Exactly reproduce the line containing "What's the underlying" and all later lines to the end of the entries, leaving the pictures out of your copy.

____ INFORMATION

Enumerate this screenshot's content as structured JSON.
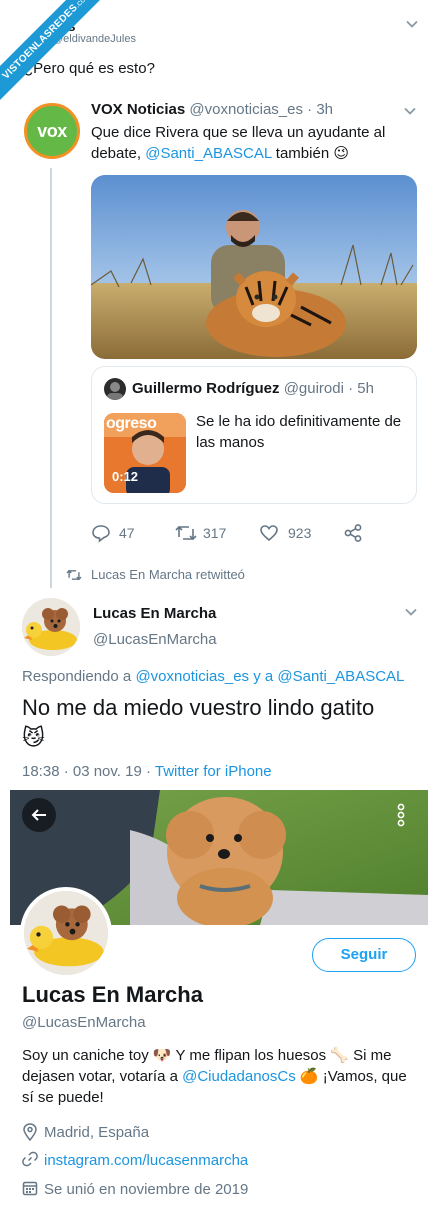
{
  "watermark": {
    "text": "VISTOENLASREDES",
    "sub": ".com"
  },
  "main_tweet": {
    "name_partial": "es",
    "handle_partial": "@eldivandeJules",
    "text": "¿Pero qué es esto?"
  },
  "quoted_tweet": {
    "author": "VOX Noticias",
    "handle": "@voxnoticias_es",
    "time": "· 3h",
    "logo_text": "vox",
    "text_before": "Que dice Rivera que se lleva un ayudante al debate, ",
    "mention": "@Santi_ABASCAL",
    "text_after": " también 😉",
    "nested": {
      "author": "Guillermo Rodríguez",
      "handle": "@guirodi",
      "time": "· 5h",
      "text": "Se le ha ido definitivamente de las manos",
      "video_duration": "0:12",
      "thumb_sign": "ogreso"
    },
    "actions": {
      "replies": "47",
      "retweets": "317",
      "likes": "923"
    }
  },
  "retweet_note": "Lucas En Marcha retwitteó",
  "reply_tweet": {
    "author": "Lucas En Marcha",
    "handle": "@LucasEnMarcha",
    "replying_label": "Respondiendo a ",
    "replying_to1": "@voxnoticias_es",
    "replying_joiner": " y a ",
    "replying_to2": "@Santi_ABASCAL",
    "text": "No me da miedo vuestro lindo gatito",
    "emoji": "😼",
    "date": "18:38 · 03 nov. 19 · ",
    "source": "Twitter for iPhone"
  },
  "profile": {
    "name": "Lucas En Marcha",
    "handle": "@LucasEnMarcha",
    "follow_label": "Seguir",
    "bio_part1": "Soy un caniche toy 🐶 Y me flipan los huesos 🦴 Si me dejasen votar, votaría a ",
    "bio_mention": "@CiudadanosCs",
    "bio_part2": " 🍊 ¡Vamos, que sí se puede!",
    "location": "Madrid, España",
    "website": "instagram.com/lucasenmarcha",
    "joined": "Se unió en noviembre de 2019"
  },
  "colors": {
    "twitter_blue": "#1da1f2",
    "link": "#1b95e0",
    "muted": "#657786",
    "vox_green": "#63b846"
  }
}
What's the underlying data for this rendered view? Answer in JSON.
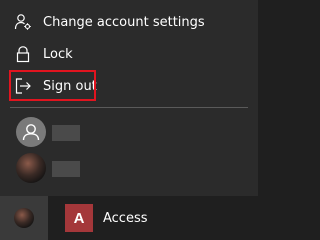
{
  "menu": {
    "items": [
      {
        "label": "Change account settings",
        "icon": "account-settings-icon"
      },
      {
        "label": "Lock",
        "icon": "lock-icon"
      },
      {
        "label": "Sign out",
        "icon": "sign-out-icon"
      }
    ],
    "highlighted_item": "Sign out",
    "highlight_color": "#e1141f"
  },
  "other_users": [
    {
      "avatar": "generic-user-avatar"
    },
    {
      "avatar": "photo-user-avatar"
    }
  ],
  "taskbar": {
    "current_user_avatar": "photo-user-avatar",
    "app": {
      "label": "Access",
      "icon_letter": "A",
      "icon_color": "#a4373a"
    }
  }
}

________

- _EXERCISE OUTPUT_
What's the underlying data for this rendered view? Answer in JSON.
{
  "menu": {
    "items": [
      {
        "label": "Change account settings",
        "icon": "account-settings-icon"
      },
      {
        "label": "Lock",
        "icon": "lock-icon"
      },
      {
        "label": "Sign out",
        "icon": "sign-out-icon"
      }
    ],
    "highlighted_item": "Sign out",
    "highlight_color": "#e1141f"
  },
  "other_users": [
    {
      "avatar": "generic-user-avatar"
    },
    {
      "avatar": "photo-user-avatar"
    }
  ],
  "taskbar": {
    "current_user_avatar": "photo-user-avatar",
    "app": {
      "label": "Access",
      "icon_letter": "A",
      "icon_color": "#a4373a"
    }
  }
}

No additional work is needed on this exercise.